[Start of Attachment]
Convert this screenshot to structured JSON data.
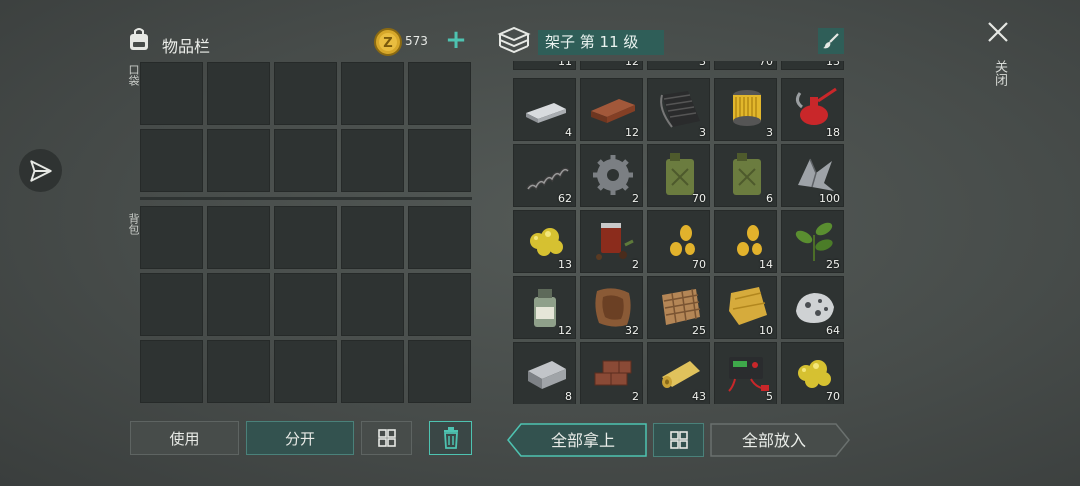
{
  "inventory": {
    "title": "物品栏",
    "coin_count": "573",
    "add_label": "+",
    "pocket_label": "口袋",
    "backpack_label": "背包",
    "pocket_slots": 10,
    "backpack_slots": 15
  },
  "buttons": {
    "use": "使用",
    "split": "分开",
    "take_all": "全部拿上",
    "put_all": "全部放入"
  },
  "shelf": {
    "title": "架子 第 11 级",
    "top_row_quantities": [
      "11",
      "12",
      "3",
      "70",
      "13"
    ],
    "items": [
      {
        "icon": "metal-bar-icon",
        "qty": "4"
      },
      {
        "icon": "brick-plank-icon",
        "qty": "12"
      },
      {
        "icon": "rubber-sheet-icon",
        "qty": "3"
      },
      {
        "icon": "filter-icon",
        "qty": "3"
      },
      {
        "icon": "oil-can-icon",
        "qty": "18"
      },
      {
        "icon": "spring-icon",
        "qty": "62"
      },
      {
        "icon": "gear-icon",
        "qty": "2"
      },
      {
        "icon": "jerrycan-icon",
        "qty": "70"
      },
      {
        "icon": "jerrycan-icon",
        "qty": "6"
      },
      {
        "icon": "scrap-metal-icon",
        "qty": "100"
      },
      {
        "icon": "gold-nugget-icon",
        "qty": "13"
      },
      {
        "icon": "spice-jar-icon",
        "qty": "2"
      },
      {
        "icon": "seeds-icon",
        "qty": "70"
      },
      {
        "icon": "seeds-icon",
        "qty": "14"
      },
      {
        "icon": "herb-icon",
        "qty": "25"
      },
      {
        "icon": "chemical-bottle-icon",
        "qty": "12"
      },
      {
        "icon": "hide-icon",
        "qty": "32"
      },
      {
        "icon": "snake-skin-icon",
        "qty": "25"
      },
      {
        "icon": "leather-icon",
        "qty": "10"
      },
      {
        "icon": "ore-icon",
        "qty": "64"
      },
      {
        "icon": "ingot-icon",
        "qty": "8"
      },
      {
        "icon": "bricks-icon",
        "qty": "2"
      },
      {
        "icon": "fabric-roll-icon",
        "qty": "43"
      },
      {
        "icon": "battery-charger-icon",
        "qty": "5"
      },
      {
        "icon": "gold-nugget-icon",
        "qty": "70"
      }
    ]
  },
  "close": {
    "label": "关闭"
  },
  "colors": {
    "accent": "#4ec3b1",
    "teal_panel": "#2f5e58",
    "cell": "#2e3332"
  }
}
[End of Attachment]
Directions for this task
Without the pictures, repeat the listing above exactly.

Response
Convert this screenshot to structured JSON data.
{
  "inventory": {
    "title": "物品栏",
    "coin_count": "573",
    "add_label": "+",
    "pocket_label": "口袋",
    "backpack_label": "背包",
    "pocket_slots": 10,
    "backpack_slots": 15
  },
  "buttons": {
    "use": "使用",
    "split": "分开",
    "take_all": "全部拿上",
    "put_all": "全部放入"
  },
  "shelf": {
    "title": "架子 第 11 级",
    "top_row_quantities": [
      "11",
      "12",
      "3",
      "70",
      "13"
    ],
    "items": [
      {
        "icon": "metal-bar-icon",
        "qty": "4"
      },
      {
        "icon": "brick-plank-icon",
        "qty": "12"
      },
      {
        "icon": "rubber-sheet-icon",
        "qty": "3"
      },
      {
        "icon": "filter-icon",
        "qty": "3"
      },
      {
        "icon": "oil-can-icon",
        "qty": "18"
      },
      {
        "icon": "spring-icon",
        "qty": "62"
      },
      {
        "icon": "gear-icon",
        "qty": "2"
      },
      {
        "icon": "jerrycan-icon",
        "qty": "70"
      },
      {
        "icon": "jerrycan-icon",
        "qty": "6"
      },
      {
        "icon": "scrap-metal-icon",
        "qty": "100"
      },
      {
        "icon": "gold-nugget-icon",
        "qty": "13"
      },
      {
        "icon": "spice-jar-icon",
        "qty": "2"
      },
      {
        "icon": "seeds-icon",
        "qty": "70"
      },
      {
        "icon": "seeds-icon",
        "qty": "14"
      },
      {
        "icon": "herb-icon",
        "qty": "25"
      },
      {
        "icon": "chemical-bottle-icon",
        "qty": "12"
      },
      {
        "icon": "hide-icon",
        "qty": "32"
      },
      {
        "icon": "snake-skin-icon",
        "qty": "25"
      },
      {
        "icon": "leather-icon",
        "qty": "10"
      },
      {
        "icon": "ore-icon",
        "qty": "64"
      },
      {
        "icon": "ingot-icon",
        "qty": "8"
      },
      {
        "icon": "bricks-icon",
        "qty": "2"
      },
      {
        "icon": "fabric-roll-icon",
        "qty": "43"
      },
      {
        "icon": "battery-charger-icon",
        "qty": "5"
      },
      {
        "icon": "gold-nugget-icon",
        "qty": "70"
      }
    ]
  },
  "close": {
    "label": "关闭"
  },
  "colors": {
    "accent": "#4ec3b1",
    "teal_panel": "#2f5e58",
    "cell": "#2e3332"
  }
}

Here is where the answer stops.